    During his lifetime, Harry also founded WhyHunger, an organization that still exists to build a broad-based social movement to end hunger. Their core values speak of the understanding that solutions and innovation are often found in the grassroots. Where Loaves & Fishes sits, this is a daily truth.

    What we cycle through every day at Loaves & Fishes is what changes the world. Recovering the wasted food from our community and getting it to those who need it is part of this solution. The conversations we have with every client now, through our Client Engagement Model is an innovation that changes the face of hunger relief. If our ideas change the way we do things, and others do things, it is grassroots change.
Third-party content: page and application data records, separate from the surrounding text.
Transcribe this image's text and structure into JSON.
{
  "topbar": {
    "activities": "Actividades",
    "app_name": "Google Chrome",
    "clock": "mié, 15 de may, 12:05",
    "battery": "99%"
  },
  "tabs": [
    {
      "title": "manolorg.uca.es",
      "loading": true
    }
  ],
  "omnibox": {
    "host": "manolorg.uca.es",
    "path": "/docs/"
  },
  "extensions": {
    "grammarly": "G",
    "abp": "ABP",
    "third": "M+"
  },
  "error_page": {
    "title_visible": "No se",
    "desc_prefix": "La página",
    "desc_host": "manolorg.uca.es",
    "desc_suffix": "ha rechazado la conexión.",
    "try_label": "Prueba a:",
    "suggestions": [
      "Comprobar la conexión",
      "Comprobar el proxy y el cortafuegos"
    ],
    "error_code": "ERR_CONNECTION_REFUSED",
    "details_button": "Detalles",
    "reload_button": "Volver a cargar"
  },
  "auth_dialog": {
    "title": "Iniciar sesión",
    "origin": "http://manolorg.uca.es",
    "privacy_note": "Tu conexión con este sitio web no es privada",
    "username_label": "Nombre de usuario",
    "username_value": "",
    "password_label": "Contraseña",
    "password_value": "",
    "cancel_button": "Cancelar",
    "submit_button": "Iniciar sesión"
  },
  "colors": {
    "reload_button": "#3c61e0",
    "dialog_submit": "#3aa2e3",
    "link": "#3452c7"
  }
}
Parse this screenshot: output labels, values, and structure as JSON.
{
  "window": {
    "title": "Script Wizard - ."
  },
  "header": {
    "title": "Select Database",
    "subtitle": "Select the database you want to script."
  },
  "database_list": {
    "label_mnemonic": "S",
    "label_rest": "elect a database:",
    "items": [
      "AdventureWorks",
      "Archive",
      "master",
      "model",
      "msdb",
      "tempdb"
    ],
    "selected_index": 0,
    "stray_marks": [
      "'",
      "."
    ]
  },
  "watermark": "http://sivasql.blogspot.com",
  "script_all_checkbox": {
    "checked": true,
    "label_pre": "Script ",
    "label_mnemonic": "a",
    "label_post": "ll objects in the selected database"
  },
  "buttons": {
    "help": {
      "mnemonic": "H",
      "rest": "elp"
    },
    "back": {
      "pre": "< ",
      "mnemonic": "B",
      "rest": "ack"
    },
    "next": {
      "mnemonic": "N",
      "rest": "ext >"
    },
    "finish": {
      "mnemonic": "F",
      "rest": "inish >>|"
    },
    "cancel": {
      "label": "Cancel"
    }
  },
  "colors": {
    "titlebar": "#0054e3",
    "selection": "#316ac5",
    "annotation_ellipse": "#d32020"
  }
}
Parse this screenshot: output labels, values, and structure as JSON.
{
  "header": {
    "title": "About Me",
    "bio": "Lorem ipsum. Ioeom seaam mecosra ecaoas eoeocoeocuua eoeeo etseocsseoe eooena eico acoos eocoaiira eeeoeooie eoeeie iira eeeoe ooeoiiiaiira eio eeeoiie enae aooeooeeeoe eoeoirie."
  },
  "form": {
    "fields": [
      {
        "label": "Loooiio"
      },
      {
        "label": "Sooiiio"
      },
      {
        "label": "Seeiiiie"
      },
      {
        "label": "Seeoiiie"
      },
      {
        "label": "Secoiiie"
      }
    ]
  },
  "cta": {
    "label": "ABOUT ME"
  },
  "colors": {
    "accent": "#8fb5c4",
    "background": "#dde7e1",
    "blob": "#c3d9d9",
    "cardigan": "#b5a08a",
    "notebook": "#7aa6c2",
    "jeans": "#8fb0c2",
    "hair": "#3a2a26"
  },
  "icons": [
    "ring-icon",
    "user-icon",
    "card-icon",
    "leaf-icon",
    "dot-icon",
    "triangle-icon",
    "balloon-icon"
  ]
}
I’m so happy I have arrived here at Loaves & Fishes to see it happen.

    On September 19th, I will also be happy to hear Harry Chapin’s music live, from the closest thing I will ever get to the real thing. All my life’s a circle, too.

    Miranda Barfuss, Special Events Manager